EVANSTON, Wyo. — Traveling across Wyoming’s southern tier, I had one destination in mind: a hotel bed. Originally, my plan was to drive all the way from my mid-trip relaxation stop at Boulder, Colo., to Salt Lake City, but when a friend in Colorado asked me whether I knew “that’s a really, really long way” to do solo, I decided to reassess my options. I did, after all, want to make a few stops along the way and take the longer, more scenic drive along the Lincoln Highway’s original route via Medicine Bow.
I decided that Evanston, a city established when the Union Pacific Railroad pressed west through this part of Wyoming in the late 1860s, would be a good stopping-off point. It would still necessitate a long driving day because there is no such thing as a quick trip anywhere in Wyoming.
Like many towns along the transcontinental railroad, Evanston once had a sizable Chinese population in its early years. In fact, there have been archaeological excavations of Evanston’s former Chinatown which uncovered materials belonging to Chinese women, who were always a rarity in these male-dominated communities along the railroad.
The most distinctive pieces of jewelry recovered during excavations that can be attributed to women are earrings. Photographs of Chinese women in Evanston show women wearing earrings similar to the ones uncovered in excavation. Other jewelry items uncovered in excavation are less useable as indicators of gender. However, the earrings recovered, as well as the other jewelry items uncovered, come from one living space that posses an internal courtyard. Based on the gold, silver, Ming Dynasty ceramics, jade fragments, variety and number of coins recovered, and shear quantity of artifacts found in this one area, we contend that the occupants had a relatively high economic status–especially when compared to the Chinese coal miner’s quarters north of Evanston at Almy and even railroad laborers homes inside the Evanston Chinatown.

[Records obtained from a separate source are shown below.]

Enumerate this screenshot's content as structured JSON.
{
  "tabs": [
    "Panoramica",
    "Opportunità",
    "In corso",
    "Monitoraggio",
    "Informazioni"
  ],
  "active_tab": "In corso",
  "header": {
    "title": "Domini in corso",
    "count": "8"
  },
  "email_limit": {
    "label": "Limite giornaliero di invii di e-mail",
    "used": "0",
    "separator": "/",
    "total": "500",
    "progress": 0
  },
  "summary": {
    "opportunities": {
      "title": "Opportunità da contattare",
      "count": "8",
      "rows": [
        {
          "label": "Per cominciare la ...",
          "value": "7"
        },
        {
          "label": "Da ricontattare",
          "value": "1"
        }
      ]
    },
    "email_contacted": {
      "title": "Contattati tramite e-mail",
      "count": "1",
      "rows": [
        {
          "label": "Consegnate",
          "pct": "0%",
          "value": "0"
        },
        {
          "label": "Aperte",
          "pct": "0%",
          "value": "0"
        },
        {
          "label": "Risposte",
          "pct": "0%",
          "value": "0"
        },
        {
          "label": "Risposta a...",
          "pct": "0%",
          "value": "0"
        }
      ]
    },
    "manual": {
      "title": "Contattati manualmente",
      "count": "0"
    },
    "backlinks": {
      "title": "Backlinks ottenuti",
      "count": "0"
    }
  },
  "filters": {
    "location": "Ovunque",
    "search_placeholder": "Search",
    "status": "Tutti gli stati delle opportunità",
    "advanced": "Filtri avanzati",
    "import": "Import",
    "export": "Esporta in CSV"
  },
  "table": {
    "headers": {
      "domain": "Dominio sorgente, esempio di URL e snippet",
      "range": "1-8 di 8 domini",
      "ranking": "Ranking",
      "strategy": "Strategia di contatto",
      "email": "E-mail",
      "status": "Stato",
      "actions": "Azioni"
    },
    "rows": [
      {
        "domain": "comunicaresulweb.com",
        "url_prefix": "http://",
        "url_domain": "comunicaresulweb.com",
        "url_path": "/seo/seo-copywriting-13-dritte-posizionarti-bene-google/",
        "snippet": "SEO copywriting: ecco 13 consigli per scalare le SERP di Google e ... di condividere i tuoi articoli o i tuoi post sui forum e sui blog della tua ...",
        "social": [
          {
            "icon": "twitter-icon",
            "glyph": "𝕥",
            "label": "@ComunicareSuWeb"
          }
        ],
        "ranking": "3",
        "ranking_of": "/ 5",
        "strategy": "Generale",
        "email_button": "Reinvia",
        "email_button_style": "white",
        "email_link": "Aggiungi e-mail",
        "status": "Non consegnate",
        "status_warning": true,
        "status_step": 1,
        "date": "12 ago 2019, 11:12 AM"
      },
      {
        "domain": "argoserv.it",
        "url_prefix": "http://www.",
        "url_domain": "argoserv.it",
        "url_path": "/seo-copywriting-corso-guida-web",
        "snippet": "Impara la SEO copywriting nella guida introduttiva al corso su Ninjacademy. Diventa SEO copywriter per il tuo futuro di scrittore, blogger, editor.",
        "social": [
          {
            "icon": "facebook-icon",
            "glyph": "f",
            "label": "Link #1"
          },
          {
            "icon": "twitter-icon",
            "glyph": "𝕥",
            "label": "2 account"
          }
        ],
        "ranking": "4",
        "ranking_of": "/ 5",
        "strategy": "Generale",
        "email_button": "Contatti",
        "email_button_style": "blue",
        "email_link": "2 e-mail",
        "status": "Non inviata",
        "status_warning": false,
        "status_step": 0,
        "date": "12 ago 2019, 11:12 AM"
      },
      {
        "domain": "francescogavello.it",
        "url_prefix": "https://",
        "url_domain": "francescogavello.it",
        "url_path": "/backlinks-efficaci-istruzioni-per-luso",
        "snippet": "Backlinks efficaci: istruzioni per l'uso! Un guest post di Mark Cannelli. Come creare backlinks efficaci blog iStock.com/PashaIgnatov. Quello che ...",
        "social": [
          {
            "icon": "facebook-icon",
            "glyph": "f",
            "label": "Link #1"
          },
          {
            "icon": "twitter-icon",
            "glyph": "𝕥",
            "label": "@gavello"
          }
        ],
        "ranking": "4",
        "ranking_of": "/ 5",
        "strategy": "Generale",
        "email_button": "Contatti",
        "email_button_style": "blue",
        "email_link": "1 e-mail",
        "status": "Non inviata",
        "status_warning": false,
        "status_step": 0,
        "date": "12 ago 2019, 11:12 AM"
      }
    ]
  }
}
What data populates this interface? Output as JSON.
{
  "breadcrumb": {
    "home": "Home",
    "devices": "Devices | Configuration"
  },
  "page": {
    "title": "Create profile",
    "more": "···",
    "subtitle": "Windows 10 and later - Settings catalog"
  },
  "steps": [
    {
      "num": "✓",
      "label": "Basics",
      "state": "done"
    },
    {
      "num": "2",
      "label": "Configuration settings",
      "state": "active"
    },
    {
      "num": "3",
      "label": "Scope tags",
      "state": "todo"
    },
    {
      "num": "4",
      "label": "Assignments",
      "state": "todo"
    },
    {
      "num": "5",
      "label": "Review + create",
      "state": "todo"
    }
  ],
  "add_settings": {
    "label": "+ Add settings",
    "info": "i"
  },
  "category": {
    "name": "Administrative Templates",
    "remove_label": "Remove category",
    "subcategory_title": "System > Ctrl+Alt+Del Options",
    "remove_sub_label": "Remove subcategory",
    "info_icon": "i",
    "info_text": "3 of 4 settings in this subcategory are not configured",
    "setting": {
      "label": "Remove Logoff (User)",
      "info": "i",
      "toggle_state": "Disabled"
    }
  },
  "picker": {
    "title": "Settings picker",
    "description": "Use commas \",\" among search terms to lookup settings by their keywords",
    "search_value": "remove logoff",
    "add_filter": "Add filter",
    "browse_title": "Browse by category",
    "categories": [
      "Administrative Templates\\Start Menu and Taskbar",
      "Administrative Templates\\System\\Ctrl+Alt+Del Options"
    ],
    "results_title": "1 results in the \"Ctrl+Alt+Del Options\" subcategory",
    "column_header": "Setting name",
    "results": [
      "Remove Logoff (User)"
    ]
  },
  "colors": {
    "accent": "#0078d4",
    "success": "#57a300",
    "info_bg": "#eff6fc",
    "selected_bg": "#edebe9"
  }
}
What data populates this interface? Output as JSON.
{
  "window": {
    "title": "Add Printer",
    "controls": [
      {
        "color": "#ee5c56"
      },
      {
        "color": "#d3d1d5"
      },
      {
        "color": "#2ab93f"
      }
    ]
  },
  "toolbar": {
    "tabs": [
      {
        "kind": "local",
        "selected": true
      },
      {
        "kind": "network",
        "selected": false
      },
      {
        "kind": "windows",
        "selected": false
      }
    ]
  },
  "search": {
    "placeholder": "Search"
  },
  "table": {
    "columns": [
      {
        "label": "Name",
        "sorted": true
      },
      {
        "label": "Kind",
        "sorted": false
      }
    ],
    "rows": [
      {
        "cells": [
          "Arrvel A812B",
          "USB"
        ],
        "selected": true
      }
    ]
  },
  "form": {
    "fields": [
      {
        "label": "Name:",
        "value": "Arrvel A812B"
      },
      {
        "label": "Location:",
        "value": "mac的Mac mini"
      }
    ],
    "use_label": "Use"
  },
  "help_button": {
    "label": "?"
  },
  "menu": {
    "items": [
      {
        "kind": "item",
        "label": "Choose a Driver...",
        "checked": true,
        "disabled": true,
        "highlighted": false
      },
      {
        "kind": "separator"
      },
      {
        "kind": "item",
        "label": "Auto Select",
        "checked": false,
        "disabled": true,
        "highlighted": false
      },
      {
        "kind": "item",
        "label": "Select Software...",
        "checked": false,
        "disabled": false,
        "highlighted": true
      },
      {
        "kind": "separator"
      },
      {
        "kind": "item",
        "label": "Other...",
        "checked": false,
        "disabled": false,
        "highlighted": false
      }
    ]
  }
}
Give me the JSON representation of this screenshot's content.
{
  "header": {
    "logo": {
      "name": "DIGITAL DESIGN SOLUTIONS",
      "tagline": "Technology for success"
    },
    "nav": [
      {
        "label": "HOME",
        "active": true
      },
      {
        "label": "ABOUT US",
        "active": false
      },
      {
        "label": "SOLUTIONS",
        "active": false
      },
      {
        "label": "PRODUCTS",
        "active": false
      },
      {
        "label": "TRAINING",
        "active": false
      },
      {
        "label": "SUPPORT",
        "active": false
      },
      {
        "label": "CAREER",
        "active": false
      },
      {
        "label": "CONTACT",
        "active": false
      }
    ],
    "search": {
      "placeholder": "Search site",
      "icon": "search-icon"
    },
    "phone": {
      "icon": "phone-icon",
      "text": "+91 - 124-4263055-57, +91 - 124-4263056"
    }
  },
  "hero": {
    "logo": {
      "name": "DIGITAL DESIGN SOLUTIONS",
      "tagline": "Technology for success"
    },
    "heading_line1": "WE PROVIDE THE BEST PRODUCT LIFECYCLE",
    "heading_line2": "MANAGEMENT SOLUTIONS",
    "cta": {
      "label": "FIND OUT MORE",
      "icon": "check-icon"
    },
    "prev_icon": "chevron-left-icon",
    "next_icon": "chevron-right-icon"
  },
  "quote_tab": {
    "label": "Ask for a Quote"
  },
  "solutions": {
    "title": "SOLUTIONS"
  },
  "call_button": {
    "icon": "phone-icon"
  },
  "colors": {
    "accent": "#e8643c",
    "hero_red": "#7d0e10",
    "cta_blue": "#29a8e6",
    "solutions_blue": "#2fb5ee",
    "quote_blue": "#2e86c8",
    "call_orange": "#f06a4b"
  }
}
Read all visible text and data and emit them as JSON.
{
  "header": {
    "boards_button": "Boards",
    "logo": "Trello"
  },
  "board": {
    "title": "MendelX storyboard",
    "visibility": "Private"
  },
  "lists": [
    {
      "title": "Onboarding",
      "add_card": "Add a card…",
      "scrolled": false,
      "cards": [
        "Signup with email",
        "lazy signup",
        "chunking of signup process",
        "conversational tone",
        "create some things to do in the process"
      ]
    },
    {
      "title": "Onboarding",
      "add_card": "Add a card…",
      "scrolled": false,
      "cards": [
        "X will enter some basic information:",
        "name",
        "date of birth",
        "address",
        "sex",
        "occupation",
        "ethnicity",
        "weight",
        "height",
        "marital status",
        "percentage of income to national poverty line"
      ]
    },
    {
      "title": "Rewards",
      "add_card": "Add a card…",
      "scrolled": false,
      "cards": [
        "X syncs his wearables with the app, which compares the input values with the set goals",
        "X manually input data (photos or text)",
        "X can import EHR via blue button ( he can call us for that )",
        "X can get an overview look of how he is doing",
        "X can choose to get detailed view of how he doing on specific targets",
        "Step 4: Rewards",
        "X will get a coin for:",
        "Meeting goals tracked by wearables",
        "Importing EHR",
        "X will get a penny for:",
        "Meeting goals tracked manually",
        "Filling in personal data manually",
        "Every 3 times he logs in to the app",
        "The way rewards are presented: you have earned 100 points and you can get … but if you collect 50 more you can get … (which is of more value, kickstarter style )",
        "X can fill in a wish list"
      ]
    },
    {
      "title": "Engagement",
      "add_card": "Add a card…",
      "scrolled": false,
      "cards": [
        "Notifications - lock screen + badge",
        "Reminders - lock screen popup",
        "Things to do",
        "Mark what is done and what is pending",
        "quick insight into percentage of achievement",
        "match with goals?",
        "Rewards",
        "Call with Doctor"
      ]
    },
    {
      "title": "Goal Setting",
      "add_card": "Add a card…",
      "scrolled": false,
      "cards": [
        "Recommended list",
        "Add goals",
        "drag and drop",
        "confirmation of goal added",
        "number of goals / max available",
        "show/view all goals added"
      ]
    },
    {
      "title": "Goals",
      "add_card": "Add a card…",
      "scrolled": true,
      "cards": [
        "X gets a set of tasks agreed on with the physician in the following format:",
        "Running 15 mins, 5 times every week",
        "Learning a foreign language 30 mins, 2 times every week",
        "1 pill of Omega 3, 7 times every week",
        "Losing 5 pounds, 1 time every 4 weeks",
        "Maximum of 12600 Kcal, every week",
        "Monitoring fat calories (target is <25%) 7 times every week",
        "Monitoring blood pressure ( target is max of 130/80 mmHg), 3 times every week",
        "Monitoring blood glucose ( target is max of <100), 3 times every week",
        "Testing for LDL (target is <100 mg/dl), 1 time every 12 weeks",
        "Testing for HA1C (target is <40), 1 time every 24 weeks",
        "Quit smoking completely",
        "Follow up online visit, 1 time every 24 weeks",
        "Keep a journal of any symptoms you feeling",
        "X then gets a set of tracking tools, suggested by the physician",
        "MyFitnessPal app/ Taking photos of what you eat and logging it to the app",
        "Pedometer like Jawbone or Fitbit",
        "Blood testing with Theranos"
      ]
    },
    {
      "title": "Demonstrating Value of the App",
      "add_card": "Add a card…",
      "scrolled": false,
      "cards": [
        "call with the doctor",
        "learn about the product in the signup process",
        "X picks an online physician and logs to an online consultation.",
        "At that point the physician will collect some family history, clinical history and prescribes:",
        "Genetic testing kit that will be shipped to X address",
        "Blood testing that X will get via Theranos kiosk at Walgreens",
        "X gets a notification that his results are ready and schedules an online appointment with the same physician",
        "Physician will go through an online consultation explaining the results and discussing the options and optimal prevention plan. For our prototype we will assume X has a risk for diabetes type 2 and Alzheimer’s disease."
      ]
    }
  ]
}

The history of Chinese laborers building the transcontinental railroad and the industries they served along the route is a decidedly unhappy one, especially in Wyoming.